§ What you should do
Set down the data again in full, keeping every line exactly as it is.

Segment Start: Given records

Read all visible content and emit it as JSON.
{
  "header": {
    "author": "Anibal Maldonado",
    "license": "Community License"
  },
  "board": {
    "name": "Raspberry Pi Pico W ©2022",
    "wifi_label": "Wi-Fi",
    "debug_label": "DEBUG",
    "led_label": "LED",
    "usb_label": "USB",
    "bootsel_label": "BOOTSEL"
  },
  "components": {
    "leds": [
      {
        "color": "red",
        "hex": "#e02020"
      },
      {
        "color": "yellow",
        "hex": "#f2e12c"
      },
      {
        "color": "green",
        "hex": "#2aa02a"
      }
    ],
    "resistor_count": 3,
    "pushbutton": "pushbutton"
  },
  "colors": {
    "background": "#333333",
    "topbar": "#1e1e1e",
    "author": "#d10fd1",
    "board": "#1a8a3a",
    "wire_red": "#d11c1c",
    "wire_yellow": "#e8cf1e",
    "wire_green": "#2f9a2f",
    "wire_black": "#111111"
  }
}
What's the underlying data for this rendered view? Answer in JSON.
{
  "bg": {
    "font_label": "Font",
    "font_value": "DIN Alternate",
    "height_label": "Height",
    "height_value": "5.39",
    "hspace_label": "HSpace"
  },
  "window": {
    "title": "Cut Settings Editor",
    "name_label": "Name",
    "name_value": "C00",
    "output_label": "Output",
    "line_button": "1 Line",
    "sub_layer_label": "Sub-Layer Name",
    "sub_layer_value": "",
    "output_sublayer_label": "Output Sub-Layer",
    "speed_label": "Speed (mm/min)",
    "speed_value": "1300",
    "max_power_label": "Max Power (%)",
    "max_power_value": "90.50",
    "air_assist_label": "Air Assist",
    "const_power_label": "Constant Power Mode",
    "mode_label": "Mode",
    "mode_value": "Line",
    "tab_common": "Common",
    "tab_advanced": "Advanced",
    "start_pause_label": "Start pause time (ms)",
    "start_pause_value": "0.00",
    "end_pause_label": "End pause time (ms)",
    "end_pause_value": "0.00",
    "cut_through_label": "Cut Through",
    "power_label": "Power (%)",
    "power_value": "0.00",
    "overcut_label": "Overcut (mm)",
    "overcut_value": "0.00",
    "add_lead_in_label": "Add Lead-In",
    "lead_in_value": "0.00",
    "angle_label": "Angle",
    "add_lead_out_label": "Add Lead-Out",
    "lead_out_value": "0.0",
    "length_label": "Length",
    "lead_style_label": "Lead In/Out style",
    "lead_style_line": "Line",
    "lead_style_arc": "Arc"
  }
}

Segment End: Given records

§ Result
Read all visible content and emit it as JSON.
{
  "header": {
    "author": "Anibal Maldonado",
    "license": "Community License"
  },
  "board": {
    "name": "Raspberry Pi Pico W ©2022",
    "wifi_label": "Wi-Fi",
    "debug_label": "DEBUG",
    "led_label": "LED",
    "usb_label": "USB",
    "bootsel_label": "BOOTSEL"
  },
  "components": {
    "leds": [
      {
        "color": "red",
        "hex": "#e02020"
      },
      {
        "color": "yellow",
        "hex": "#f2e12c"
      },
      {
        "color": "green",
        "hex": "#2aa02a"
      }
    ],
    "resistor_count": 3,
    "pushbutton": "pushbutton"
  },
  "colors": {
    "background": "#333333",
    "topbar": "#1e1e1e",
    "author": "#d10fd1",
    "board": "#1a8a3a",
    "wire_red": "#d11c1c",
    "wire_yellow": "#e8cf1e",
    "wire_green": "#2f9a2f",
    "wire_black": "#111111"
  }
}
What's the underlying data for this rendered view? Answer in JSON.
{
  "bg": {
    "font_label": "Font",
    "font_value": "DIN Alternate",
    "height_label": "Height",
    "height_value": "5.39",
    "hspace_label": "HSpace"
  },
  "window": {
    "title": "Cut Settings Editor",
    "name_label": "Name",
    "name_value": "C00",
    "output_label": "Output",
    "line_button": "1 Line",
    "sub_layer_label": "Sub-Layer Name",
    "sub_layer_value": "",
    "output_sublayer_label": "Output Sub-Layer",
    "speed_label": "Speed (mm/min)",
    "speed_value": "1300",
    "max_power_label": "Max Power (%)",
    "max_power_value": "90.50",
    "air_assist_label": "Air Assist",
    "const_power_label": "Constant Power Mode",
    "mode_label": "Mode",
    "mode_value": "Line",
    "tab_common": "Common",
    "tab_advanced": "Advanced",
    "start_pause_label": "Start pause time (ms)",
    "start_pause_value": "0.00",
    "end_pause_label": "End pause time (ms)",
    "end_pause_value": "0.00",
    "cut_through_label": "Cut Through",
    "power_label": "Power (%)",
    "power_value": "0.00",
    "overcut_label": "Overcut (mm)",
    "overcut_value": "0.00",
    "add_lead_in_label": "Add Lead-In",
    "lead_in_value": "0.00",
    "angle_label": "Angle",
    "add_lead_out_label": "Add Lead-Out",
    "lead_out_value": "0.0",
    "length_label": "Length",
    "lead_style_label": "Lead In/Out style",
    "lead_style_line": "Line",
    "lead_style_arc": "Arc"
  }
}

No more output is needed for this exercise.